Allan Windust is the author of Buying Your Bush Block published by Landlinks Press and distributed by CSIRO Publishing (www.publish.csiro.au). Farm and Land Auctions Australia, the creator of the www.farmrealestate.com.au website has permission to publish advice from Allan’s book (see his advice below). Allan was Victoria’s last District Surveyor with the Crown Lands Department He spent 40 years in rural areas performing land surveying and environmental planning duties before retirement. He now spends his time between tending his farmlet and writing and educating people about buying land and living in the country.Allan is a past president of the Small Farm’s Association and has managed Bendigo’s Landcare Centre that encourages sensible environmental land practises. Allan has owned four small blocks and currently lives near Bendigo in central Victoria
Where Do I Live?

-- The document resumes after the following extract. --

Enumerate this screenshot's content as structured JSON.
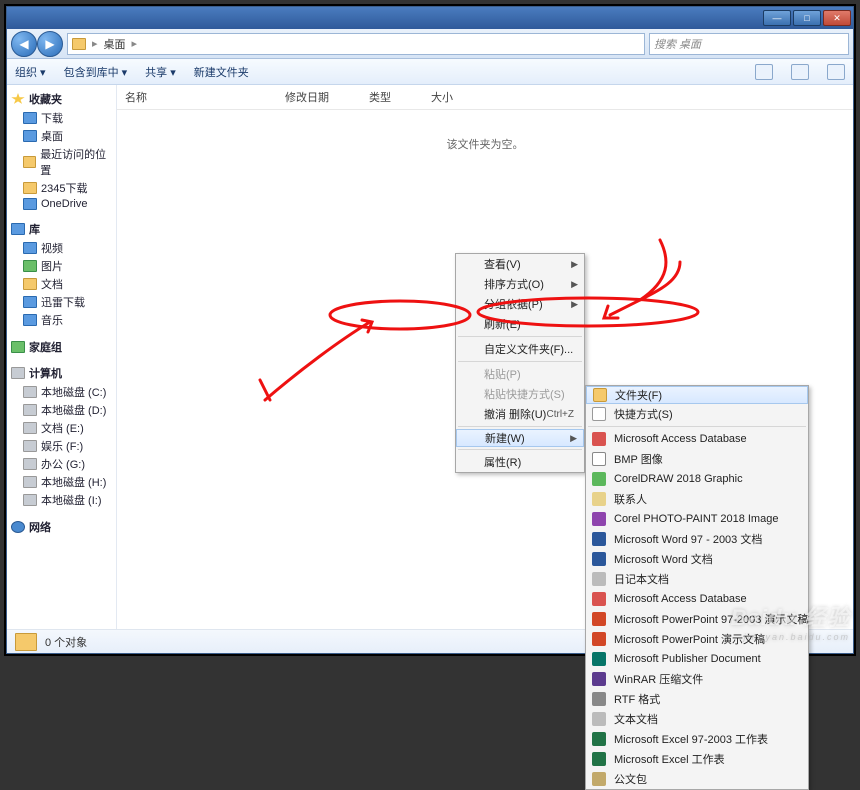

MOST LIKELY you will spend many years living on the block you buy so it is worth taking time to select the right one. The location is determined by what you want to do on the land as well as climate, soil type, relation to markets and other factors. First you must decide what district you want to settle in, a specific location will follow. If you are going to farm part-time then the block needs to be close to your work place. I remember people saying to me, “you were lucky getting your block so close to work”. Luck did play a part but I also spent two years searching. If you are retiring or making a living on the land the range of choice is wider. Factors determining your general location include family network, soil types, climate, transport, services, education, water storage, recreation facilities and markets.
Business In The Bush
IF TAKING a business to a new rural location ideally the business will be established before you move. Council zoning will be important to any business relocation. Your local council will help with zoning advice. If you do not have many visitors to your business disturbing the local amenity of the area, then you can operate in just about any zoning. For instance, a nursery that does not sell direct to the public and only has occasional visitors will probably have a wider choice of zones to locate in compared to a direct to public sales nursery. Most local government town planners will assist with the present and future implications of zoning for your business. Main road sites should be investigated with relevant authorities for future access implications. For instance, in Victoria the road governing department is called VicRoads.
YOU SHOULD CONSIDER how much of your property will remain in its natural state. Ask yourself if you are prepared to leave the natural bush untouched. It is becoming popular to purchase bush land to conserve it. Many people have the idea to camp on their block and restore it on weekends. Regardless of this, check to see if a building permit can be issued. Permit potential increases the land sale value. When looking for such a block consider whether there is a suitable house site free from fire risk and a natural catchment area. You may want to create a wetland environment. Look at a potential property purchase during spring to see what weeds are growing and check the neighbour’s property. Avoid property with noxious weeds. Walk the property in spring to see what animals and insects are rife. Sand flies and mosquitoes, and other venomous creatures like snakes and scorpions, are not everyone’s idea of nice pets.
Get Down to Earth
PROBABLY the most important question you can ask yourself and family before going out to look for a bush property is what do we want? What makes you and the family happy? Where do you want to be and what do you want to be doing in 10 years time? Are you looking for a property where you can make it into a working farm, a business site, a pony farm for the kids, a self-sufficient existence or maybe a rural retreat? Research your intended farming practise. Of course there is the question of your resources. Ask yourself what can you afford to buy? Do I have the resources to buy both land and a house or do I build on the land? Can I fund the ongoing costs of rates, loan repayments and so on. Do your sums. List your assets, finances and salary. Approach buying a small farm as if it is a business. It is far better to come down to earth before you buy than to try to follow an unrealistic dream.
IT MAY come as a surprise that the first matter to consider when buying a bush block is yourself. You, by the way, includes the whole family. If you have not been on the land before and are not interested in gardening seriously question whether you want to become a part-time farmer. Farmers are a blend of gardener, mechanic, soil scientist, veterinarian, parent, husband and/or wife, financial planner and fortune teller. It would be presumptuous to think you can pick all this up quickly when it takes a farming family a life time to learn their skills. One factor that struck home forcefully as we searched for a bush block was the amount of properties on the market because of marriage break-ups. There are many reasons why marriages dissolve but we observed several major factors. A main one was that couples had not realised the full implications of living away from main towns and their social networks. Bush life calls for new skills and behaviour and can put relationships under stress. For instance, many parents will spend much more time as their children’s taxi drivers in a rural environment. The other main reason for the marriage break-up was a lack of original shared objectives. One partner had a strong desire for a bush life while the other just went along. The decision as to where to live must be shared.